We soon ended up walking up the steepest of streets and arrived at Basel Munster, the city’s Gothic Romanesque cathedral.
Lots of students gather in areas to sing and dance, its actually really refreshing and quite sweet to watch. No embarrassment, no cares given if they didn’t hit the notes. Just genuine fun. I liked it.
We discovered that if you walk to the back of the Munster there is a lovely tree-shaded terrace which I’ve now learnt is known as the Pfalz, which offers magnificent views over the Rhine and the rest of the City. We originally were going to watch the NYE fireworks from here but it ended up being a little bit crazy on the evening.
Another nifty thing about Basel are their river boats. The current on the Rhine is really strong so there’s a fixed line that carries the boats, and tourists, across to the other side. These boats have no motor, and are completely carried by the current. The boat is attached to this wire (so it stays on course) and once the boat pushes off, it sails across the river until it reaches the other side.
Without a doubt though, the best way to see the city is on foot. We covered so much in our weekend there and didn’t jump in a taxi once. So skip the trams if you can and stretch your legs to explore. It’s worth it.
Art fanatics will love Basel.

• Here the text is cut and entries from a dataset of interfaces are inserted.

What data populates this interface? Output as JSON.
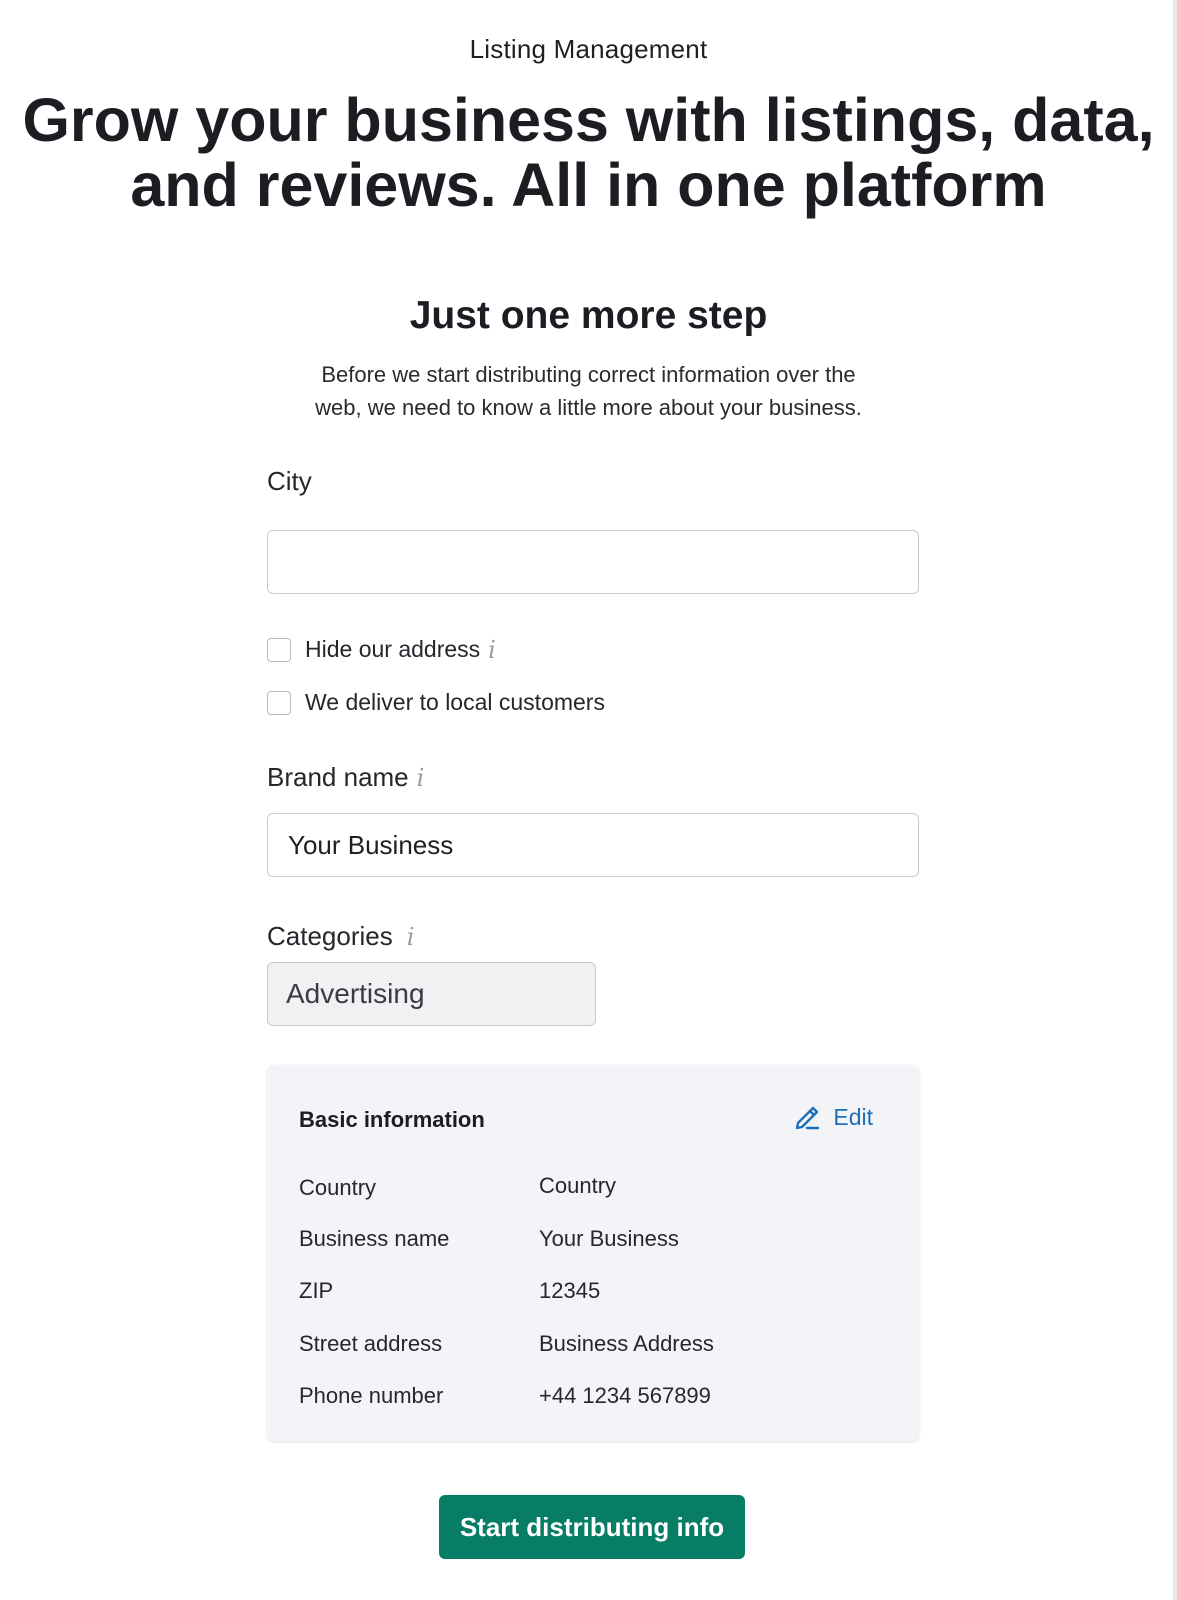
{
  "header": {
    "eyebrow": "Listing Management",
    "headline_line1": "Grow your business with listings, data,",
    "headline_line2": "and reviews. All in one platform"
  },
  "step": {
    "title": "Just one more step",
    "description_line1": "Before we start distributing correct information over the",
    "description_line2": "web, we need to know a little more about your business."
  },
  "form": {
    "city": {
      "label": "City",
      "value": ""
    },
    "checkboxes": [
      {
        "label": "Hide our address",
        "checked": false,
        "has_info": true
      },
      {
        "label": "We deliver to local customers",
        "checked": false,
        "has_info": false
      }
    ],
    "brand_name": {
      "label": "Brand name",
      "value": "Your Business"
    },
    "categories": {
      "label": "Categories",
      "selected": "Advertising"
    }
  },
  "basic_info": {
    "title": "Basic information",
    "edit_label": "Edit",
    "rows": [
      {
        "label": "Country",
        "value": "Country"
      },
      {
        "label": "Business name",
        "value": "Your Business"
      },
      {
        "label": "ZIP",
        "value": "12345"
      },
      {
        "label": "Street address",
        "value": "Business Address"
      },
      {
        "label": "Phone number",
        "value": "+44 1234 567899"
      }
    ]
  },
  "cta": {
    "label": "Start distributing info"
  },
  "icons": {
    "info": "info-icon",
    "edit": "pencil-icon"
  },
  "colors": {
    "primary_button": "#077d66",
    "link": "#1f6fb8",
    "card_background": "#f3f4f7",
    "info_icon": "#9a9ba3"
  }
}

This city is home to over 30 museums and in our time there we chose to visit the Kuntzmuseam which houses both old masters and modern art. Now neither Steve or I are big on Art but we totally appreciate it and this museum kind of surprised us both with how much we enjoyed walking around. First of all, it’s huge and second of all seeing some of the most famous paintings in real is quite surreal. I studied Art at A-Level and two of my favourite artists were Kandinsky and Dali. When I came across their pieces I was actually a little bit blown away. Other works included are from Van Gogh, Gauguin, and Cezanne, and 20th-century works by Picasso (a whole room full), Braque, Leger, several German Expressionists, and Andy Warhol. At 26 francs a ticket its definitely worth it for the experience.
Basel comes alive at dusk as the sun sets over the water and the city lights begin to twinkle. Cosy pubs, pretty lights, and a chill in the air that makes wandering the streets of the Old Town even more magical.
New Years is spent on the bridge watching the amazing fireworks display which lasted a whole 30 minutes! The Swiss really take their fireworks seriously. You’ll find people gathered around their own mini displays often letting off fireworks a few metres away from you. A little scary at first, but you soon get used to it.
Have you ever been to Basel or anywhere else in Switzerland? What did you think? What was your favourite part?
Oh…and lastly. Since writing this post I have also now finished Part Two of the vlog which I think is a tad better than Part One. All tips and advice welcome 🙂 Let me know if you enjoyed watching too.